## Work item
I'd like every entry returned exactly as it is, with the images left out.
(Material shown Opens)
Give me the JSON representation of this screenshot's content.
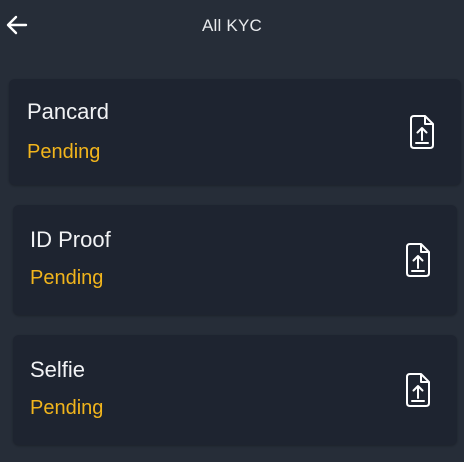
{
  "header": {
    "back_icon": "arrow-left-icon",
    "title": "All KYC"
  },
  "kyc_items": [
    {
      "label": "Pancard",
      "status": "Pending",
      "action_icon": "file-upload-icon"
    },
    {
      "label": "ID Proof",
      "status": "Pending",
      "action_icon": "file-upload-icon"
    },
    {
      "label": "Selfie",
      "status": "Pending",
      "action_icon": "file-upload-icon"
    }
  ],
  "colors": {
    "background": "#262d38",
    "card": "#1e2430",
    "status_pending": "#f2b51c",
    "text": "#f2f3f5"
  }
}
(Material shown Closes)
## Result
Give me the JSON representation of this screenshot's content.
{
  "header": {
    "back_icon": "arrow-left-icon",
    "title": "All KYC"
  },
  "kyc_items": [
    {
      "label": "Pancard",
      "status": "Pending",
      "action_icon": "file-upload-icon"
    },
    {
      "label": "ID Proof",
      "status": "Pending",
      "action_icon": "file-upload-icon"
    },
    {
      "label": "Selfie",
      "status": "Pending",
      "action_icon": "file-upload-icon"
    }
  ],
  "colors": {
    "background": "#262d38",
    "card": "#1e2430",
    "status_pending": "#f2b51c",
    "text": "#f2f3f5"
  }
}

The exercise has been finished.